Your biological sex and sexuality have no bearing on your ability to do your job. Whether you are an accountant or an electrical technician, you want to receive professional and respectful treatment on the job from your employer and your co-workers.
Unfortunately, some people will have to deal with abusive sexual harassment at their place of employment. Sexual harassment often involves people that you encounter at work mistreating you or making you feel uncomfortable on the job because of your appearance, your perceived sexuality, or your gender or sex.
Learning how to identify the two primary categories of sexual harassment can help you take a stand against it in your workplace.
Quid pro quo sexual harassment
Quid pro quo is a Latin term that means one thing for another. It is often used to describe a reciprocal relationship, but it can also refer to inappropriate expectations from clients or managers at work.
In a sexual harassment scenario, quid pro quo harassment involves offering a reward or punishing a worker based on their compliance with sexual requests. Typically, the person committing quid pro quo sexual harassment will be in a position of workplace or financial authority.
A supervisor demanding sexual favors before they give someone a promotion or approve their annual raise is an example of quid pro quo harassment. Firing someone or cutting their number of scheduled hours after a rejection of inappropriate advances could also constitute quid pro quo sexual harassment.
Hostile work environment sexual harassment
A manager or co-worker does not have to have a sexual interest in another worker to sexually harass them. Creating a hostile work environment by making jokes at someone’s expense, sharing explicit materials that make them uncomfortable, or gossiping about their personal life could all be sexual harassment. Employers should intervene to stop employees from creating a workplace so hostile that it affects someone’s mental health or ability to safely do their job.
A hostile workplace claim could involve people of the same gender or sex as you who have no romantic interest in you whatsoever. A woman could sexually harass another woman by spreading rumors about her romantic history at work, thereby alienating her from all of her co-workers.
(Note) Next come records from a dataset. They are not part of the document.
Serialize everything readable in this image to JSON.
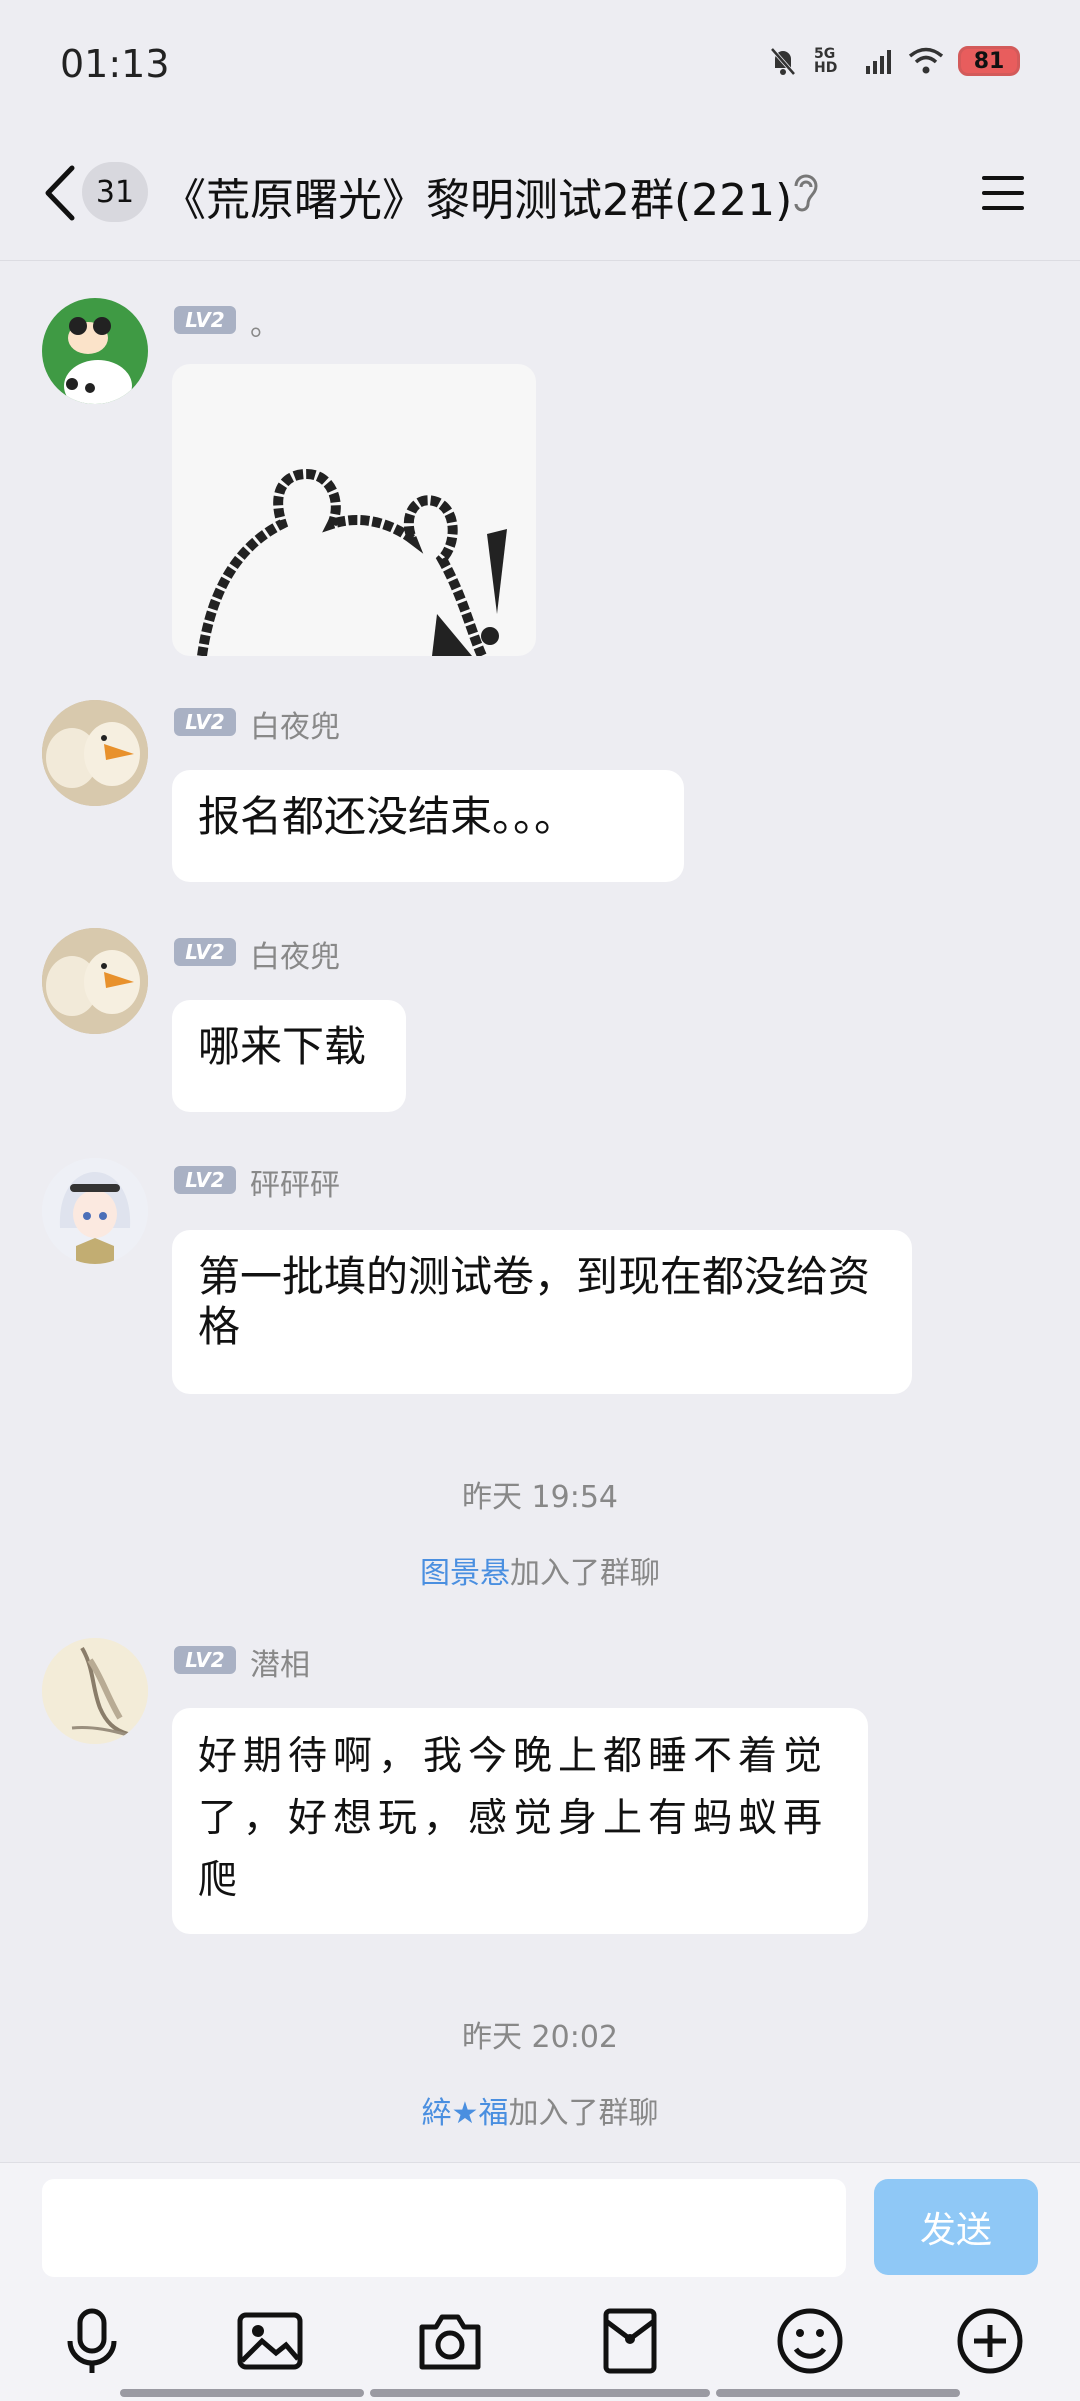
{
  "status": {
    "time": "01:13",
    "network": "5G HD",
    "battery": "81"
  },
  "header": {
    "unread_count": "31",
    "title": "《荒原曙光》黎明测试2群(221)"
  },
  "level_badge": "LV2",
  "messages": [
    {
      "type": "sticker",
      "sender": "。"
    },
    {
      "type": "text",
      "sender": "白夜兜",
      "text": "报名都还没结束。。。"
    },
    {
      "type": "text",
      "sender": "白夜兜",
      "text": "哪来下载"
    },
    {
      "type": "text",
      "sender": "砰砰砰",
      "text": "第一批填的测试卷，到现在都没给资格"
    },
    {
      "type": "time",
      "text": "昨天 19:54"
    },
    {
      "type": "system",
      "who": "图景悬",
      "suffix": "加入了群聊"
    },
    {
      "type": "text",
      "sender": "潜相",
      "text": "好期待啊，我今晚上都睡不着觉了，好想玩，感觉身上有蚂蚁再爬"
    },
    {
      "type": "time",
      "text": "昨天 20:02"
    },
    {
      "type": "system",
      "who": "綷★福",
      "suffix": "加入了群聊"
    }
  ],
  "input": {
    "placeholder": "",
    "send_label": "发送"
  },
  "tools": [
    "microphone-icon",
    "image-icon",
    "camera-icon",
    "red-packet-icon",
    "emoji-icon",
    "plus-icon"
  ],
  "colors": {
    "background": "#ededf2",
    "bubble": "#ffffff",
    "link": "#4a8fe0",
    "send": "#8fc8f6"
  }
}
If a worker speaks up and the abuse continues, then there may be grounds for a claim, especially if the business doesn’t take action.
Recognizing when flirting or joking crosses the line into sexual harassment can help you stand up for yourself and others at your place of work.